### Requirement
All records below must be written out exactly, with the pictures excluded.

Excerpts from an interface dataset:
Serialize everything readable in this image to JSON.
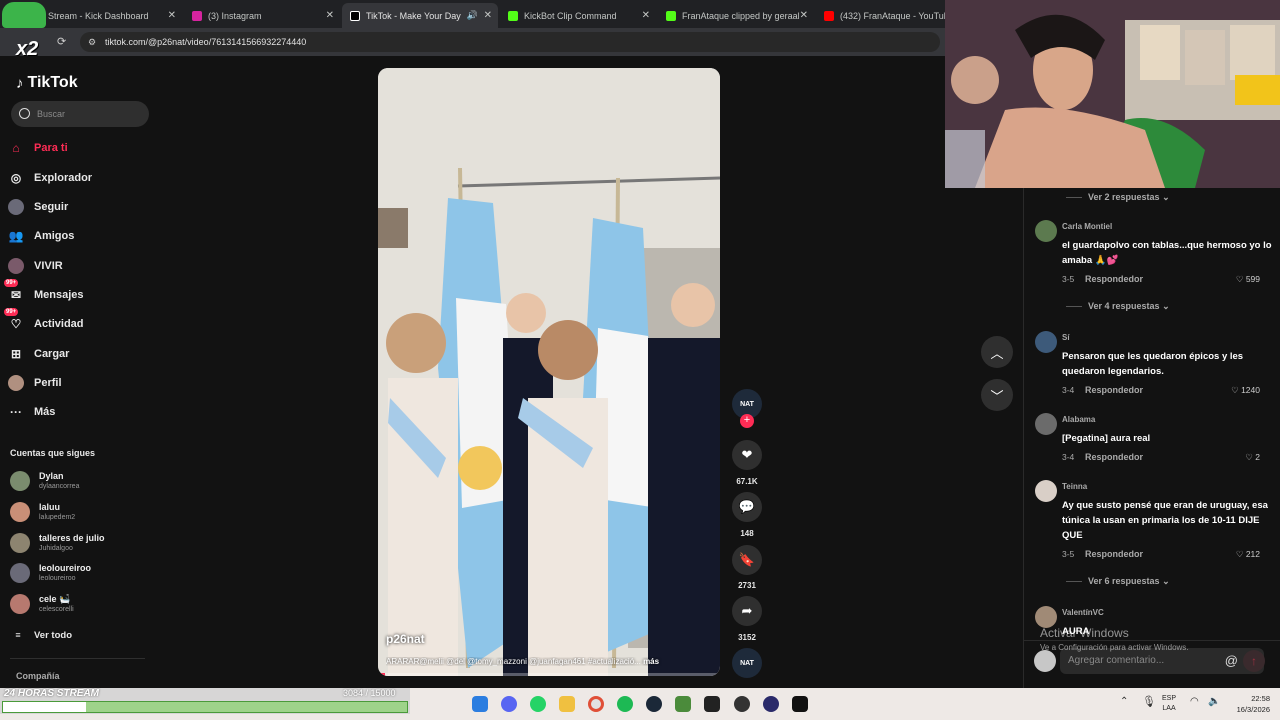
{
  "browser": {
    "tabs": [
      {
        "title": "Stream - Kick Dashboard",
        "color": "#53fc18"
      },
      {
        "title": "(3) Instagram",
        "color": "#d6249f"
      },
      {
        "title": "TikTok - Make Your Day",
        "color": "#ffffff"
      },
      {
        "title": "KickBot Clip Command",
        "color": "#53fc18"
      },
      {
        "title": "FranAtaque clipped by geraallit",
        "color": "#53fc18"
      },
      {
        "title": "(432) FranAtaque - YouTube",
        "color": "#ff0000"
      }
    ],
    "url": "tiktok.com/@p26nat/video/7613141566932274440"
  },
  "overlay": {
    "x2": "x2"
  },
  "sidebar": {
    "logo": "TikTok",
    "search_placeholder": "Buscar",
    "nav": [
      {
        "label": "Para ti",
        "icon": "home-icon"
      },
      {
        "label": "Explorador",
        "icon": "compass-icon"
      },
      {
        "label": "Seguir",
        "icon": "follow-icon"
      },
      {
        "label": "Amigos",
        "icon": "friends-icon"
      },
      {
        "label": "VIVIR",
        "icon": "live-icon"
      },
      {
        "label": "Mensajes",
        "icon": "message-icon",
        "badge": "99+"
      },
      {
        "label": "Actividad",
        "icon": "activity-icon",
        "badge": "99+"
      },
      {
        "label": "Cargar",
        "icon": "upload-icon"
      },
      {
        "label": "Perfil",
        "icon": "profile-icon"
      },
      {
        "label": "Más",
        "icon": "more-icon"
      }
    ],
    "following_title": "Cuentas que sigues",
    "following": [
      {
        "name": "Dylan",
        "handle": "dylaancorrea",
        "color": "#7a8c6e"
      },
      {
        "name": "laluu",
        "handle": "lalupedem2",
        "color": "#c98f77"
      },
      {
        "name": "talleres de julio",
        "handle": "Juhidalgoo",
        "color": "#8d8470"
      },
      {
        "name": "leoloureiroo",
        "handle": "leoloureiroo",
        "color": "#6a6a78"
      },
      {
        "name": "cele 🛀",
        "handle": "celescorelli",
        "color": "#b7796f"
      }
    ],
    "see_all": "Ver todo",
    "company": "Compañía"
  },
  "video": {
    "author": "p26nat",
    "caption": "ARARAR@melii @del @tomy_mazzoni @juanfagan461 #actualizació...",
    "more": "más",
    "progress": 0.02
  },
  "actions": {
    "avatar_label": "NAT",
    "likes": "67.1K",
    "comments": "148",
    "saves": "2731",
    "shares": "3152",
    "sound_label": "NAT"
  },
  "comments": {
    "view_replies": [
      "Ver 2 respuestas",
      "Ver 4 respuestas",
      "Ver 6 respuestas"
    ],
    "reply_label": "Respondedor",
    "list": [
      {
        "name": "Carla Montiel",
        "text": "el guardapolvo con tablas...que hermoso yo lo amaba 🙏💕",
        "date": "3-5",
        "likes": "599",
        "color": "#5c7a4f"
      },
      {
        "name": "Sí",
        "text": "Pensaron que les quedaron épicos y les quedaron legendarios.",
        "date": "3-4",
        "likes": "1240",
        "color": "#3d5a7a"
      },
      {
        "name": "Alabama",
        "text": "[Pegatina] aura real",
        "date": "3-4",
        "likes": "2",
        "color": "#6b6b6b"
      },
      {
        "name": "Teinna",
        "text": "Ay que susto pensé que eran de uruguay, esa túnica la usan en primaria los de 10-11 DIJE QUE",
        "date": "3-5",
        "likes": "212",
        "color": "#d9cfc7"
      },
      {
        "name": "ValentínVC",
        "text": "AURA",
        "color": "#a08a76"
      }
    ],
    "input_placeholder": "Agregar comentario..."
  },
  "windows": {
    "activate_title": "Activar Windows",
    "activate_sub": "Ve a Configuración para activar Windows."
  },
  "stream": {
    "label": "24 HORAS STREAM",
    "count": "3084 / 15000",
    "progress": 0.206
  },
  "taskbar": {
    "lang": "ESP",
    "lang2": "LAA",
    "time": "22:58",
    "date": "16/3/2026"
  }
}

### Worked solution
Serialize everything readable in this image to JSON.
{
  "browser": {
    "tabs": [
      {
        "title": "Stream - Kick Dashboard",
        "color": "#53fc18"
      },
      {
        "title": "(3) Instagram",
        "color": "#d6249f"
      },
      {
        "title": "TikTok - Make Your Day",
        "color": "#ffffff"
      },
      {
        "title": "KickBot Clip Command",
        "color": "#53fc18"
      },
      {
        "title": "FranAtaque clipped by geraallit",
        "color": "#53fc18"
      },
      {
        "title": "(432) FranAtaque - YouTube",
        "color": "#ff0000"
      }
    ],
    "url": "tiktok.com/@p26nat/video/7613141566932274440"
  },
  "overlay": {
    "x2": "x2"
  },
  "sidebar": {
    "logo": "TikTok",
    "search_placeholder": "Buscar",
    "nav": [
      {
        "label": "Para ti",
        "icon": "home-icon"
      },
      {
        "label": "Explorador",
        "icon": "compass-icon"
      },
      {
        "label": "Seguir",
        "icon": "follow-icon"
      },
      {
        "label": "Amigos",
        "icon": "friends-icon"
      },
      {
        "label": "VIVIR",
        "icon": "live-icon"
      },
      {
        "label": "Mensajes",
        "icon": "message-icon",
        "badge": "99+"
      },
      {
        "label": "Actividad",
        "icon": "activity-icon",
        "badge": "99+"
      },
      {
        "label": "Cargar",
        "icon": "upload-icon"
      },
      {
        "label": "Perfil",
        "icon": "profile-icon"
      },
      {
        "label": "Más",
        "icon": "more-icon"
      }
    ],
    "following_title": "Cuentas que sigues",
    "following": [
      {
        "name": "Dylan",
        "handle": "dylaancorrea",
        "color": "#7a8c6e"
      },
      {
        "name": "laluu",
        "handle": "lalupedem2",
        "color": "#c98f77"
      },
      {
        "name": "talleres de julio",
        "handle": "Juhidalgoo",
        "color": "#8d8470"
      },
      {
        "name": "leoloureiroo",
        "handle": "leoloureiroo",
        "color": "#6a6a78"
      },
      {
        "name": "cele 🛀",
        "handle": "celescorelli",
        "color": "#b7796f"
      }
    ],
    "see_all": "Ver todo",
    "company": "Compañía"
  },
  "video": {
    "author": "p26nat",
    "caption": "ARARAR@melii @del @tomy_mazzoni @juanfagan461 #actualizació...",
    "more": "más",
    "progress": 0.02
  },
  "actions": {
    "avatar_label": "NAT",
    "likes": "67.1K",
    "comments": "148",
    "saves": "2731",
    "shares": "3152",
    "sound_label": "NAT"
  },
  "comments": {
    "view_replies": [
      "Ver 2 respuestas",
      "Ver 4 respuestas",
      "Ver 6 respuestas"
    ],
    "reply_label": "Respondedor",
    "list": [
      {
        "name": "Carla Montiel",
        "text": "el guardapolvo con tablas...que hermoso yo lo amaba 🙏💕",
        "date": "3-5",
        "likes": "599",
        "color": "#5c7a4f"
      },
      {
        "name": "Sí",
        "text": "Pensaron que les quedaron épicos y les quedaron legendarios.",
        "date": "3-4",
        "likes": "1240",
        "color": "#3d5a7a"
      },
      {
        "name": "Alabama",
        "text": "[Pegatina] aura real",
        "date": "3-4",
        "likes": "2",
        "color": "#6b6b6b"
      },
      {
        "name": "Teinna",
        "text": "Ay que susto pensé que eran de uruguay, esa túnica la usan en primaria los de 10-11 DIJE QUE",
        "date": "3-5",
        "likes": "212",
        "color": "#d9cfc7"
      },
      {
        "name": "ValentínVC",
        "text": "AURA",
        "color": "#a08a76"
      }
    ],
    "input_placeholder": "Agregar comentario..."
  },
  "windows": {
    "activate_title": "Activar Windows",
    "activate_sub": "Ve a Configuración para activar Windows."
  },
  "stream": {
    "label": "24 HORAS STREAM",
    "count": "3084 / 15000",
    "progress": 0.206
  },
  "taskbar": {
    "lang": "ESP",
    "lang2": "LAA",
    "time": "22:58",
    "date": "16/3/2026"
  }
}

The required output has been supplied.